h [electronic resource] /
by Hampton Dunn.
1 online resource (2 p.) :
Title from caption on PDF of p.1 (viewed July 27, 2010).
At head of title: Photouring Florida.
Typescript of Photouring Florida column that describes the treaty of Moultrie Creek.
t Hampton Dunn Photouring Florida collection.

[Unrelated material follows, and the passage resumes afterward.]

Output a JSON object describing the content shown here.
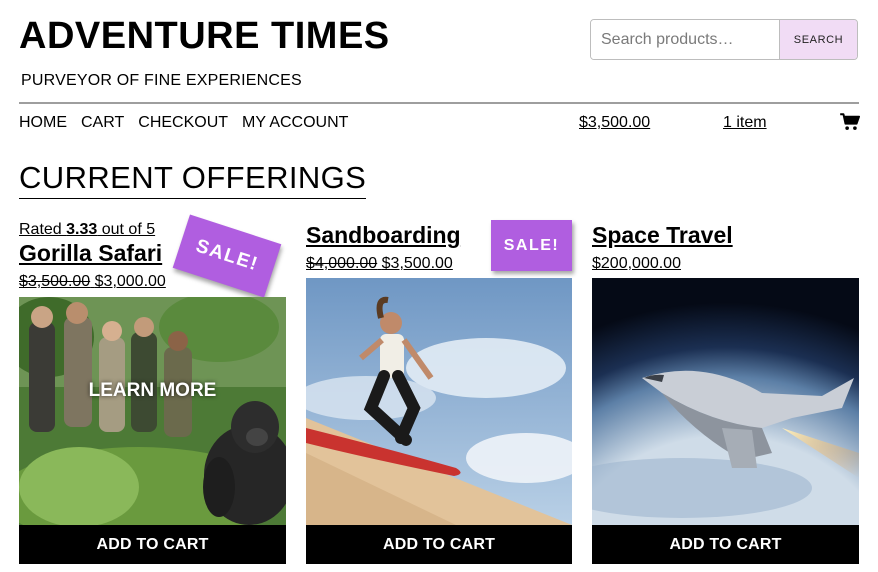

j12 THE SORRY DEAL UNDER THE TREATY OAK By HAMPTON DUNN ST. AUGUSTINE --The sprawling oak at the second landing place on the north bank of Moultrie Creek, about five miles south of St. Augustine, looks like many other oaks in the Sunshine State, but this o ne is historically significant. This is where the Indians got one of their worse deals from the white man in the "Treaty of Moultrie Creek." The happening out at the creek during that hot September of 1823 attracted numerous civilians from town, curiosity seekers. Andrew Jackson had gone back to his beautiful "Hermitage" plantation in Nashville, and his successor, Gov. William P. DuVal, was dealing with the red men. DuVal had the respect of the Seminoles, who felt he did not talk with a "forked tongue." Th e whites offered the many Indian chiefs present, led by Neamathla, a reservation stretching from north of the With lacoochee River to Charlotte Harbor and Lake Okeechobee on the south. They rattled their sabers to get the message to the Indians they'd bett er accept, or else. DuVal was not aware of the terrain he was moving the Indians to. Later he in spected it and agreed, "It is by far the poorest and most miserable region I ever beheld." The chiefs complained: "We hope you will not send us south to a cou ntry where neither the hickory nut, the acorn nor the persimmon grows..." The treaty was signed on Sept. 18, 1823. The Federal Government appropriated large sums of cash to help finance the move. Historians say: "Unfortunately, the government agents got m ost of this money."